# YOUR TASK
Please give the data again in full, exactly as provided.

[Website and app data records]

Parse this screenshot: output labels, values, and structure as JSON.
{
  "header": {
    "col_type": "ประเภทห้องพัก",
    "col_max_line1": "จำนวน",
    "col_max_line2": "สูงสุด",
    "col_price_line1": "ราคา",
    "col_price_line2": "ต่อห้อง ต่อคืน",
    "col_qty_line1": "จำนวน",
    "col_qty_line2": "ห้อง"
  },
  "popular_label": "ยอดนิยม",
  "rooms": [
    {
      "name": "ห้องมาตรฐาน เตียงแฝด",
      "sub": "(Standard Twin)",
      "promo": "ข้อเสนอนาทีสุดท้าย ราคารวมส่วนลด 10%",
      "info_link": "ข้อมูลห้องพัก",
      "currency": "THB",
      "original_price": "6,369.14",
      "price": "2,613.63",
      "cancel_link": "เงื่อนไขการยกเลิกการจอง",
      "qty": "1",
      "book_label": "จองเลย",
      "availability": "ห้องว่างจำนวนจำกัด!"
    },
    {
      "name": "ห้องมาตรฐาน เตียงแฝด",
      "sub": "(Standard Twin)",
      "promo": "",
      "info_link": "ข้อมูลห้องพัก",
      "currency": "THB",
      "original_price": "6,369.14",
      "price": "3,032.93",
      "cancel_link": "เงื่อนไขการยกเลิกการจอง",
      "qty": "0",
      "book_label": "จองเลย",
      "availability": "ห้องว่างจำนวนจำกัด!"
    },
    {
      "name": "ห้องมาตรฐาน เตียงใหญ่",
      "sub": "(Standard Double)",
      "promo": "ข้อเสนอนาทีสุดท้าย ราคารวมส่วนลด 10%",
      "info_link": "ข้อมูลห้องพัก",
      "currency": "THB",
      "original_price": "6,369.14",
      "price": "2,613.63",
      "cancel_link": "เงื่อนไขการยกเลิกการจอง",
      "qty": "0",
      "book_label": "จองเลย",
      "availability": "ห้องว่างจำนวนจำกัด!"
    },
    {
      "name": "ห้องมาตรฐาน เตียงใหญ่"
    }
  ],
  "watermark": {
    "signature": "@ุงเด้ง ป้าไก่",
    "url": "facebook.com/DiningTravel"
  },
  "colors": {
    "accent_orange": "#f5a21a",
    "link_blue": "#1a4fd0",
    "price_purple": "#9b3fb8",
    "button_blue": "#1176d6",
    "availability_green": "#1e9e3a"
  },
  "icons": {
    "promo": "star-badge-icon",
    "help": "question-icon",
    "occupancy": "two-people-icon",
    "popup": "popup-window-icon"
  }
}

# REPLY TO THE TASK
Parse this screenshot: output labels, values, and structure as JSON.
{
  "header": {
    "col_type": "ประเภทห้องพัก",
    "col_max_line1": "จำนวน",
    "col_max_line2": "สูงสุด",
    "col_price_line1": "ราคา",
    "col_price_line2": "ต่อห้อง ต่อคืน",
    "col_qty_line1": "จำนวน",
    "col_qty_line2": "ห้อง"
  },
  "popular_label": "ยอดนิยม",
  "rooms": [
    {
      "name": "ห้องมาตรฐาน เตียงแฝด",
      "sub": "(Standard Twin)",
      "promo": "ข้อเสนอนาทีสุดท้าย ราคารวมส่วนลด 10%",
      "info_link": "ข้อมูลห้องพัก",
      "currency": "THB",
      "original_price": "6,369.14",
      "price": "2,613.63",
      "cancel_link": "เงื่อนไขการยกเลิกการจอง",
      "qty": "1",
      "book_label": "จองเลย",
      "availability": "ห้องว่างจำนวนจำกัด!"
    },
    {
      "name": "ห้องมาตรฐาน เตียงแฝด",
      "sub": "(Standard Twin)",
      "promo": "",
      "info_link": "ข้อมูลห้องพัก",
      "currency": "THB",
      "original_price": "6,369.14",
      "price": "3,032.93",
      "cancel_link": "เงื่อนไขการยกเลิกการจอง",
      "qty": "0",
      "book_label": "จองเลย",
      "availability": "ห้องว่างจำนวนจำกัด!"
    },
    {
      "name": "ห้องมาตรฐาน เตียงใหญ่",
      "sub": "(Standard Double)",
      "promo": "ข้อเสนอนาทีสุดท้าย ราคารวมส่วนลด 10%",
      "info_link": "ข้อมูลห้องพัก",
      "currency": "THB",
      "original_price": "6,369.14",
      "price": "2,613.63",
      "cancel_link": "เงื่อนไขการยกเลิกการจอง",
      "qty": "0",
      "book_label": "จองเลย",
      "availability": "ห้องว่างจำนวนจำกัด!"
    },
    {
      "name": "ห้องมาตรฐาน เตียงใหญ่"
    }
  ],
  "watermark": {
    "signature": "@ุงเด้ง ป้าไก่",
    "url": "facebook.com/DiningTravel"
  },
  "colors": {
    "accent_orange": "#f5a21a",
    "link_blue": "#1a4fd0",
    "price_purple": "#9b3fb8",
    "button_blue": "#1176d6",
    "availability_green": "#1e9e3a"
  },
  "icons": {
    "promo": "star-badge-icon",
    "help": "question-icon",
    "occupancy": "two-people-icon",
    "popup": "popup-window-icon"
  }
}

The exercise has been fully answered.